Ladies and gentlemen,
Let me begin by thanking you for giving me the honour and privilege of addressing you in this historic setting.
And how fitting that we gather here in Rome to celebrate the 50th anniversary of the Treaty of Rome. How fitting that here, in the heart of where European Civilization and the idea of public law emerged, we celebrate the success of the European 'empire of law'.
And what a success! La creazione di una comunità di quasi mezzo miliardo di cittadini europei nell'Unione a 27 ha rappresentato la rivincita del dialogo sulla vendetta, del "buon governo" sulle armi, della ragione sull'emozione.
Nessun dono più grande è stato fatto, e mai cosi' pacificamente, ad un continente che ha pagato un cosi' alto tributo di vite umane nei conflitti armati tra il 1914 e 1945.
But it is also important that we use this occasion to look forward.
We need to inspire Europe's citizens with a vision for the next fifty years. We have to convince them that the European Union is the best answer to 21st century challenges like globalisation, sustainable growth and competitiveness, political solidarity, energy supply, climate change, and security.

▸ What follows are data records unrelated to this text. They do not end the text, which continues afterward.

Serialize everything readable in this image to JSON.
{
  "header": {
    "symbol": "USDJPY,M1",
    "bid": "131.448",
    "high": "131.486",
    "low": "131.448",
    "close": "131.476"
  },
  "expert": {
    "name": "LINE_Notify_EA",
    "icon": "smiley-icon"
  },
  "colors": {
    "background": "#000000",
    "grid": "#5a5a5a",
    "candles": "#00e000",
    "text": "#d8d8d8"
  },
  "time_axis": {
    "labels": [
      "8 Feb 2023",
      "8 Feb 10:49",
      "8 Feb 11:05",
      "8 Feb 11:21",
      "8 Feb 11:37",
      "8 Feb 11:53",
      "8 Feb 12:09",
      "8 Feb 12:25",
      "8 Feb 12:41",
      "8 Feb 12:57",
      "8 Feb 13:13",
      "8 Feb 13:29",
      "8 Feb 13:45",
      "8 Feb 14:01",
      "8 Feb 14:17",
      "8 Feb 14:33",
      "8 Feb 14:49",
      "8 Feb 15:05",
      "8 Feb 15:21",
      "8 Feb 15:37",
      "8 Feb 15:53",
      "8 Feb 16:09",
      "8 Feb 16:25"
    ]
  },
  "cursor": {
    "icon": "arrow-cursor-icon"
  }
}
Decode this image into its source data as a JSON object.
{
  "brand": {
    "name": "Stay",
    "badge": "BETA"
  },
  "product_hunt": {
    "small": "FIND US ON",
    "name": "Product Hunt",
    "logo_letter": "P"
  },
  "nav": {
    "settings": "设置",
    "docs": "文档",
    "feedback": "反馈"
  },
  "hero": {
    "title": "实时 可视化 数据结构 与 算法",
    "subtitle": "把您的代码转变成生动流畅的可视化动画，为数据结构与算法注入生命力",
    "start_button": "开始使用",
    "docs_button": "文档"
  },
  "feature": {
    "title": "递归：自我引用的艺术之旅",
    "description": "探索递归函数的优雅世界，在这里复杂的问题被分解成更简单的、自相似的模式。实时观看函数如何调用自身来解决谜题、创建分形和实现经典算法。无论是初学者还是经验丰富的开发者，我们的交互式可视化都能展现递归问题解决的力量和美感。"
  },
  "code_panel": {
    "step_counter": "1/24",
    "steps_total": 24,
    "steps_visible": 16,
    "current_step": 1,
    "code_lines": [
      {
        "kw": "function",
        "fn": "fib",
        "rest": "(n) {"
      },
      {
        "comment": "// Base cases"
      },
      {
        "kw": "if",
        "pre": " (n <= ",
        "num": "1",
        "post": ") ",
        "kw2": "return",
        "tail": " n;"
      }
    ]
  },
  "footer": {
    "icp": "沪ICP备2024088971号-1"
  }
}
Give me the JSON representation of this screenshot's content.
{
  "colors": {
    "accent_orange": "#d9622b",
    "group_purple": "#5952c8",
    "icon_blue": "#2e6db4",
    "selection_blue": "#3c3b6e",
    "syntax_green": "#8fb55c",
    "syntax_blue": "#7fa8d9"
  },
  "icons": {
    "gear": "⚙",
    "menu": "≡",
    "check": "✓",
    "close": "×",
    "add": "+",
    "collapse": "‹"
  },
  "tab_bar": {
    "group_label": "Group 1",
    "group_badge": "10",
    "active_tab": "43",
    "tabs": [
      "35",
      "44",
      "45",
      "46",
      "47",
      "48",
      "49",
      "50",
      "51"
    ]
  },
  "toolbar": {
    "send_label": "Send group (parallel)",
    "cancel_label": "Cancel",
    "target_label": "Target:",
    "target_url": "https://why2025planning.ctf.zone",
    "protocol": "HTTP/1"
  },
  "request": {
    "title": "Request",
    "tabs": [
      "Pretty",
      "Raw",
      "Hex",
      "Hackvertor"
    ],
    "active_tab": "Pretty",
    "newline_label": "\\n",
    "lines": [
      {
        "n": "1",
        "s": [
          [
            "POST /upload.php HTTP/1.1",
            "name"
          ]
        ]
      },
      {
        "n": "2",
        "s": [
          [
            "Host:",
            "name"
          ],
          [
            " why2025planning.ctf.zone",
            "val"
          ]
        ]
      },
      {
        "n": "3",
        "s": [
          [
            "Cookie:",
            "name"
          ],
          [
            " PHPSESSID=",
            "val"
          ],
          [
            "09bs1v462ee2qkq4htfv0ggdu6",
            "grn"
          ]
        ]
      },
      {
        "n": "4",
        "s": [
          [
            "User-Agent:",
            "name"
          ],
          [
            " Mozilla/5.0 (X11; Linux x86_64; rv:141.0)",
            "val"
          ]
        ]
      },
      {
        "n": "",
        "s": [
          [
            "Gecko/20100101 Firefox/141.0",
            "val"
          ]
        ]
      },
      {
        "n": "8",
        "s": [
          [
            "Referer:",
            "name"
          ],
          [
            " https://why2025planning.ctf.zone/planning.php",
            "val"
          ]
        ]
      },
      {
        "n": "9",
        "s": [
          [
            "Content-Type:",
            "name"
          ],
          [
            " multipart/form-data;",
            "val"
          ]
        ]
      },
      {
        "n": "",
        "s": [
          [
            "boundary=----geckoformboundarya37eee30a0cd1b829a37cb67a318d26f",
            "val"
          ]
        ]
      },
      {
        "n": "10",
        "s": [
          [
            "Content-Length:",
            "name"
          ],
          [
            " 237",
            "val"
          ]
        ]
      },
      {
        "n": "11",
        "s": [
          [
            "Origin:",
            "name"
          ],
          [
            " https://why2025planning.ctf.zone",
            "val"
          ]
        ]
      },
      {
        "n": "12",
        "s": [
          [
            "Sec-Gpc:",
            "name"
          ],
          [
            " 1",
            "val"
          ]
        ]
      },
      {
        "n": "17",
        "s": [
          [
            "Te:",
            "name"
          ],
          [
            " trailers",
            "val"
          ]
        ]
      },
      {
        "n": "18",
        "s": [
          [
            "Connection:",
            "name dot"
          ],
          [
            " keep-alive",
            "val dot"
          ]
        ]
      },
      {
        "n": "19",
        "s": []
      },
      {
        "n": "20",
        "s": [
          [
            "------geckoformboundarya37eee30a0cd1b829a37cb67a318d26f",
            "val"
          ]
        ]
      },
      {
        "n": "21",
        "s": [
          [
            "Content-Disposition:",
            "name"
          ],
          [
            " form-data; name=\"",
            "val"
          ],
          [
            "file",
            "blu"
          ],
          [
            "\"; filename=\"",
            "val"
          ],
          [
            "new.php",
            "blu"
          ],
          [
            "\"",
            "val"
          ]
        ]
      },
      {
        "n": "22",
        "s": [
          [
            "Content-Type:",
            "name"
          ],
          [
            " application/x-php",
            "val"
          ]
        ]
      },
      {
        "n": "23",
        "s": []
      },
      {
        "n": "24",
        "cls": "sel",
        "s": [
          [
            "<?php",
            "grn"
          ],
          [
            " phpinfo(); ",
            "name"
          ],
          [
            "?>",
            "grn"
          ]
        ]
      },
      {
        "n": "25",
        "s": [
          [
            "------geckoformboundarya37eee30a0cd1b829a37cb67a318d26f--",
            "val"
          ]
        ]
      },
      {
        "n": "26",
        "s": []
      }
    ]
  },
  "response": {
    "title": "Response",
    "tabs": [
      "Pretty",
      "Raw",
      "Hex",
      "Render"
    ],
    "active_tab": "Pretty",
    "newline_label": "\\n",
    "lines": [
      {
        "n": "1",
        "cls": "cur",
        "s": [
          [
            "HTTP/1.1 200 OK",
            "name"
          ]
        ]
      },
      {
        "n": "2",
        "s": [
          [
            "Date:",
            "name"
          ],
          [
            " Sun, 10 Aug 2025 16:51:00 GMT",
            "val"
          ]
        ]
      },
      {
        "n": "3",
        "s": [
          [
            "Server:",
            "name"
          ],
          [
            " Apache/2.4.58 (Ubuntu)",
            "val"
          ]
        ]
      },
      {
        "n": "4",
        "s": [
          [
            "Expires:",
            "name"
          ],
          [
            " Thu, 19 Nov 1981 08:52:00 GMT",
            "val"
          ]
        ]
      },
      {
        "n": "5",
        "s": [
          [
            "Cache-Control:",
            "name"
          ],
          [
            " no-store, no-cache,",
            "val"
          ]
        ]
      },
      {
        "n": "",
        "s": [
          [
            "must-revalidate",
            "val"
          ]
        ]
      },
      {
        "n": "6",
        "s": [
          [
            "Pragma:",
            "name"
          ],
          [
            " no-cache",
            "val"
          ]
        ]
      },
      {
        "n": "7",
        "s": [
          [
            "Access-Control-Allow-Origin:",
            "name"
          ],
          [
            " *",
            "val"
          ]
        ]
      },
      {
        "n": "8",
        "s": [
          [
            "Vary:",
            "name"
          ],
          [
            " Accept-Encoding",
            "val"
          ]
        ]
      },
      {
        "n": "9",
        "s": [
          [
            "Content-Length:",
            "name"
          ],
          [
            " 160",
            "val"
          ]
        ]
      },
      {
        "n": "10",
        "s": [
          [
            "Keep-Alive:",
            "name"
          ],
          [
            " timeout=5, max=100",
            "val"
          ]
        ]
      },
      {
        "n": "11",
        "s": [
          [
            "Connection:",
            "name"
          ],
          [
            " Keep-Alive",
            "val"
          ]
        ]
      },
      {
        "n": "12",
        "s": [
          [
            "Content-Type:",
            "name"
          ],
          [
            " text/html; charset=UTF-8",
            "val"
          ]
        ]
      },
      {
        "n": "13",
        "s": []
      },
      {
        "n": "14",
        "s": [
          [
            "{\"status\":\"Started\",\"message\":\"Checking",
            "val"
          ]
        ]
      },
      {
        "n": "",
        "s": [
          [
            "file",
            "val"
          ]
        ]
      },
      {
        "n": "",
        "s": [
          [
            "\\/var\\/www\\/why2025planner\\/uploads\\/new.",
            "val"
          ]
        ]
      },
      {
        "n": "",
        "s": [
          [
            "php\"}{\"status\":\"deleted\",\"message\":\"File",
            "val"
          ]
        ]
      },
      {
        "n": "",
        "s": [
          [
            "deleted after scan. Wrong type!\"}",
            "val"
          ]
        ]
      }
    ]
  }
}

This is not to say that the past doesn't matter. Far from it. A culture that forgets its past is a culture that has no future. And in any case, we simply cannot separate the successes of the last five decades from the challenges of the future. They are intertwined.
We are in a strong position to deal with globalization, to boost economic growth, to show solidarity, to ensure sustainable development, precisely because of what founding fathers like Alcide De Gasperi, Gaetano Martino and Altiero Spinelli achieved: peace, democracy and prosperity through greater interdependence.
By deciding together and acting together for 50 years, we have created a common past that gives us the strength to face the challenges of our common future.
And we will only preserve the achievements of that common past if we continue to succeed in the future.
In my view, that will depend on our ability to project Europe's common values and interests beyond its borders.
We have already achieved something quite unique. That is why we are celebrating here today. The European Union has accomplished its historic task of making war between its nations 'not merely unthinkable, but materially impossible' [non solo impensabile, ma materialmente impossibile].
Now it is time for Europe to use its weight and determination on a global stage. To encourage the spread of freedom and the rule of law. To fight against poverty, particularly in Africa. To lead the battle against climate change, and much more.
This is the great European narrative for the twenty first century. We have created a new and better European political order. Now we must use this experience to create a new and better global order: a noble ambition that will inspire great Europeans of the future, and honour great Europeans of the past.